PUBLICATIONS

Register for Latest Research

Stay Informed
Register with NCJRS to receive NCJRS's biweekly e-newsletter JUSTINFO and additional periodic emails from NCJRS and the NCJRS federal sponsors that highlight the latest research published or sponsored by the Office of Justice Programs.

NCJRS Abstract

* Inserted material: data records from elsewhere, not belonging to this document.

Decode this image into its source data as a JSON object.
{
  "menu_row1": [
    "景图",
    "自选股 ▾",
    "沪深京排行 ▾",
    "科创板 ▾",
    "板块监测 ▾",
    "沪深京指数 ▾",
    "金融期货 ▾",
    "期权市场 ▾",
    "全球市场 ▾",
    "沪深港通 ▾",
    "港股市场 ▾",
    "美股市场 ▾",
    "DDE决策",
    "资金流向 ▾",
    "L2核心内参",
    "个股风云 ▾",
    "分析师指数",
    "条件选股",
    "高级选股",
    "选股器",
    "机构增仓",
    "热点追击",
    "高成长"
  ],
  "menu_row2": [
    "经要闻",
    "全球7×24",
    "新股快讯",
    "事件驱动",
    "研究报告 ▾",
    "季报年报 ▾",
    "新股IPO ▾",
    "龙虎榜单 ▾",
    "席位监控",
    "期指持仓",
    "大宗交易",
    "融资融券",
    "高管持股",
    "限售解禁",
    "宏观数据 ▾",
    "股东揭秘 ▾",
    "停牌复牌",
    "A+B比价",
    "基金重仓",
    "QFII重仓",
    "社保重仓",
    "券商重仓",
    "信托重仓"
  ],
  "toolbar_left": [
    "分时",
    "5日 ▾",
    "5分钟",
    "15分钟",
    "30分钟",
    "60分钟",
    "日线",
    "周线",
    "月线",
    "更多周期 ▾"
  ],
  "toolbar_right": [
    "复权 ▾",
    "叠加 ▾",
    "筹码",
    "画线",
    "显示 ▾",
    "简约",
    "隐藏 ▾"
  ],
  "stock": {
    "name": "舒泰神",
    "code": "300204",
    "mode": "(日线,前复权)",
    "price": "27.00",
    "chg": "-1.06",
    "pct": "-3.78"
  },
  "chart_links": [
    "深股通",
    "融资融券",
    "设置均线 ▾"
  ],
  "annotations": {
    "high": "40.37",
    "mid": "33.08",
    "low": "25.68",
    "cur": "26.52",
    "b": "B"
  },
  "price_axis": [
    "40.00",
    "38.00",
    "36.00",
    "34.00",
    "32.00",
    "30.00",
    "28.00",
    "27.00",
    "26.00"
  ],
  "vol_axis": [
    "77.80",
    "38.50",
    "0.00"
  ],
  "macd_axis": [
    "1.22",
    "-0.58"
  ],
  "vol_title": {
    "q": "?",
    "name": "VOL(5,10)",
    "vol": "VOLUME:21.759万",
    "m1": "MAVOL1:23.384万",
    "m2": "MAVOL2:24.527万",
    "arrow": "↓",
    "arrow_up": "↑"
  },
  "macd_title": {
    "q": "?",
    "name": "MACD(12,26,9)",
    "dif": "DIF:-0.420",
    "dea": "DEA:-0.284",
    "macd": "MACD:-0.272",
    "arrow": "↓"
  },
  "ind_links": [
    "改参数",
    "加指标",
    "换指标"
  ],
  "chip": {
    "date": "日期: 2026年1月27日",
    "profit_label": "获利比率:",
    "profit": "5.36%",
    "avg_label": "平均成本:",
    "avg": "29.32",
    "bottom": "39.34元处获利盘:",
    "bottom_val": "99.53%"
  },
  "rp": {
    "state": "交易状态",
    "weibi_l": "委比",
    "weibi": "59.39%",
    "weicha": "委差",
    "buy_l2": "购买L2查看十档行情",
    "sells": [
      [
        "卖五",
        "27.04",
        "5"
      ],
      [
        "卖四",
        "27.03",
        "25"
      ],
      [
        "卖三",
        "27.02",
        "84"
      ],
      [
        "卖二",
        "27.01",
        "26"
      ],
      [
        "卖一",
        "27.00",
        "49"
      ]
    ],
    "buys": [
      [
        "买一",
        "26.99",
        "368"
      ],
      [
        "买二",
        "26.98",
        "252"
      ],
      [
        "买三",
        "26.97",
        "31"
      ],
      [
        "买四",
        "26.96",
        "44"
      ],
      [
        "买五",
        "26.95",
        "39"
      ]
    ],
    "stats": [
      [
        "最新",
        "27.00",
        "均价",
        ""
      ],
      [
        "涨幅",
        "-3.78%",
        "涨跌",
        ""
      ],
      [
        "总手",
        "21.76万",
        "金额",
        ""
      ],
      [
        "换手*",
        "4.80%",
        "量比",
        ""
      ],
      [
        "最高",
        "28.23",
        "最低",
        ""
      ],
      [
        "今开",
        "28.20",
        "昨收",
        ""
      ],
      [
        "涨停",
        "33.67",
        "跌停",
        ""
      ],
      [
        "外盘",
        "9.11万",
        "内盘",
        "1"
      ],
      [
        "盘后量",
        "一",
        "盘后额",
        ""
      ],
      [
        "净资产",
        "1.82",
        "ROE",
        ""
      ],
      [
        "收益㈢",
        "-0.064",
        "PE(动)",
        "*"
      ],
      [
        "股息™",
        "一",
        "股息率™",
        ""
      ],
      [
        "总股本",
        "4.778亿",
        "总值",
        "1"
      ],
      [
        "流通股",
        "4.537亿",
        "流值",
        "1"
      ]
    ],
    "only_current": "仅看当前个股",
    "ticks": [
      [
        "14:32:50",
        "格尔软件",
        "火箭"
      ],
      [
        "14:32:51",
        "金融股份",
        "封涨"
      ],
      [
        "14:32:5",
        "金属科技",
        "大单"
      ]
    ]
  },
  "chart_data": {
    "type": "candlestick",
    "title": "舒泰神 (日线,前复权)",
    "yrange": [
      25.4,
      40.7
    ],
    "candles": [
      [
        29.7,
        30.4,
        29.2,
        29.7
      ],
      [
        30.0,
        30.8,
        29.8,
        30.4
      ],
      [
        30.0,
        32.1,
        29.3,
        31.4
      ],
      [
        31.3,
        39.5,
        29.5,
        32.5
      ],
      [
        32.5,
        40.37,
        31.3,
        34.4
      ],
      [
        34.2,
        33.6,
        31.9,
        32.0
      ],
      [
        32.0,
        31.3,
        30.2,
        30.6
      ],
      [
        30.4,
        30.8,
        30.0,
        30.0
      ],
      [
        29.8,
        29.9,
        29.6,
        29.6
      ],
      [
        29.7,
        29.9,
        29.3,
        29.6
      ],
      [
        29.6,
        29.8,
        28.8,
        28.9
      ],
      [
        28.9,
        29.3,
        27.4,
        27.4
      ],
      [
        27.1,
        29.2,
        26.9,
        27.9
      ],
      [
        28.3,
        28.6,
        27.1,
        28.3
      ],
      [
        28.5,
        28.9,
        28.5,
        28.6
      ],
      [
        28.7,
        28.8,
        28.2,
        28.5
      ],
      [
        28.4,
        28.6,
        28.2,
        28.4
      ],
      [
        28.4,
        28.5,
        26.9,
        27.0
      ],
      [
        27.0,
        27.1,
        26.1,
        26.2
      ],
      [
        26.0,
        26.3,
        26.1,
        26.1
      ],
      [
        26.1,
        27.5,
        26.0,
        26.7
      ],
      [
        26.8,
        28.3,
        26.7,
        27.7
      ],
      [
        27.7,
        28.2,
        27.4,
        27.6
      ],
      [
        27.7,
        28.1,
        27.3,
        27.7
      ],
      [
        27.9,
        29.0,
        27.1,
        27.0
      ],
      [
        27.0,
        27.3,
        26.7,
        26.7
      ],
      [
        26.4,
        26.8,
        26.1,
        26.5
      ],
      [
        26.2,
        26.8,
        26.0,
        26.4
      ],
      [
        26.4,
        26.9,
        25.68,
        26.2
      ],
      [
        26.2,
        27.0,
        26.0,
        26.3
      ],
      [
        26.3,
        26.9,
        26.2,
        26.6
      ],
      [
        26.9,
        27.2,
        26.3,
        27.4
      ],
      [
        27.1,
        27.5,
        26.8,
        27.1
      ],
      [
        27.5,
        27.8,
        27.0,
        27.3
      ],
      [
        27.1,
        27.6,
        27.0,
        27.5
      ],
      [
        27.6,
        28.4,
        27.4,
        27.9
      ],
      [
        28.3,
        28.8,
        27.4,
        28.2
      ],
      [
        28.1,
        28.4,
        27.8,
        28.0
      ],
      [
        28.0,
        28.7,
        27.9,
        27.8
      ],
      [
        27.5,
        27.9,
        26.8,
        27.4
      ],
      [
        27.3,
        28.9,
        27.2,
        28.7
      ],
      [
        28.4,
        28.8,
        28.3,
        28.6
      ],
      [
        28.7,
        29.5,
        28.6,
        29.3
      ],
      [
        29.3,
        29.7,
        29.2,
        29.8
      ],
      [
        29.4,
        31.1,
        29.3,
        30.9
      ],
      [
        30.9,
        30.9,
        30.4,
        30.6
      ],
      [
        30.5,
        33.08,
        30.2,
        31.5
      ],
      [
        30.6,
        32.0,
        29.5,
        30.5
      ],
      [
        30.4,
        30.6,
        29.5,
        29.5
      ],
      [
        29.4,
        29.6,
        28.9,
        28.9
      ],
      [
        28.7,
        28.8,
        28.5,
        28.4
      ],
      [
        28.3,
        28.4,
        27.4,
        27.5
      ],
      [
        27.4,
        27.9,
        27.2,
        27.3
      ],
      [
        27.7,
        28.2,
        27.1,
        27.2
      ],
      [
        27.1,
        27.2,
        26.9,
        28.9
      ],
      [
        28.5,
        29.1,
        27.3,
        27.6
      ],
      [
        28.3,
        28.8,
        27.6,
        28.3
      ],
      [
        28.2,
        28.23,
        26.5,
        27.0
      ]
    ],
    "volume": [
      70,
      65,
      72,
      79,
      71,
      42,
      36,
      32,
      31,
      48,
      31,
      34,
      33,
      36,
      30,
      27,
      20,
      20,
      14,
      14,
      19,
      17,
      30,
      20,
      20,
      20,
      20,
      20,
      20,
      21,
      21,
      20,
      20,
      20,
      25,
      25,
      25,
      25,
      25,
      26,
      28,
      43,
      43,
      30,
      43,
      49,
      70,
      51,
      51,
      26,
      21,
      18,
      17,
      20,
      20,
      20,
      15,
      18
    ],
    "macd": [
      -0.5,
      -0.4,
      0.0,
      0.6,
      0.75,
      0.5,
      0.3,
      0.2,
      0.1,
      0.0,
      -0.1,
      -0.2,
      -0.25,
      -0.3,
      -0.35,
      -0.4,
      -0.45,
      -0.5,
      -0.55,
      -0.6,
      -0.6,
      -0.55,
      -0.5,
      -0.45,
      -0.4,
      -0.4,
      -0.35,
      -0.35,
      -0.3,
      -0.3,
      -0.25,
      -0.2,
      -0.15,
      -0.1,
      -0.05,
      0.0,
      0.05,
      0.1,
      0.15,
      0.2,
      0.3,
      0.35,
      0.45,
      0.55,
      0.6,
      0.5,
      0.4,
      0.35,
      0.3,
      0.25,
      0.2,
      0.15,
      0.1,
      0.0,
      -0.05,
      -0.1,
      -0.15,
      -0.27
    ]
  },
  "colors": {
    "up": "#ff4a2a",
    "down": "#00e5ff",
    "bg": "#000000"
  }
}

The document referenced below is part of the NCJRS Virtual Library collection. To conduct further searches of the collection, visit the Virtual Library. See the Obtain Documents page for direction on how to access resources online, via mail, through interlibrary loans, or in a local library.

 

NCJ Number: 219577 Find in a Library
Title: Local Law Enforcement Terrorism Prevention Efforts: A State Level Case Study
Journal: Journal of Criminal Justice  Volume:35  Issue:3  Dated:May/June 2007  Pages:313-321
Author(s): William V. Pelfrey Jr.
Date Published: May 2007
Page Count: 9
Publisher: http://www.elsevier.com 
Type: Case Study
Format: Article
Language: English
Country: United States of America
Annotation: This case study of law enforcement census data from a single State (South Carolina) considered variations in terrorism preparedness and predictors of preparedness.
Abstract: The study found that many agencies which varied in size, mission, type (police and sheriffs' departments), and budget have made significant progress in terrorism preparedness. A number of agencies have requested or acquired funding for the specific purpose of terrorism preparedness, have conducted exercises designed to prepare for specific terrorist events, and have adopted a policy toward terrorism. Less than half of all responding agencies, however, had developed a policy toward handling terrorism threats or events. Approximately 60 percent of responding agencies had requested Federal funding for support of counterterrorism preparations, significantly less had requested funding from the State or locality. A minority of agencies have conducted any type of terrorism prevention training or response exercises. Factors related to terrorism preparedness were agency size, having a SWAT team, orientation toward technology, and accreditation status. Data were collected as part of the South Carolina law Enforcement Census, a semiannual survey of all local and State law enforcement agencies. Of the approximately 290 law enforcement agencies in the State, 171 returned usable, completed surveys. Participating agencies included 135 police departments, 32 sheriffs' departments, and 4 State agencies. Included in the survey were a series of questions on an agency's homeland security policies, funding requests, response plans, and training efforts. 6 tables and 21 references
Main Term(s): Domestic Preparedness
Index Term(s): Counter-terrorism tactics; Counter-terrorism training; Police agencies; Police response to terrorism; South Carolina
To cite this abstract, use the following link:
http://www.ncjrs.gov/App/publications/abstract.aspx?ID=241369

*A link to the full-text document is provided whenever possible. For documents not available online, a link to the publisher's website is provided. Tell us how you use the NCJRS Library and Abstracts Database - send us your feedback.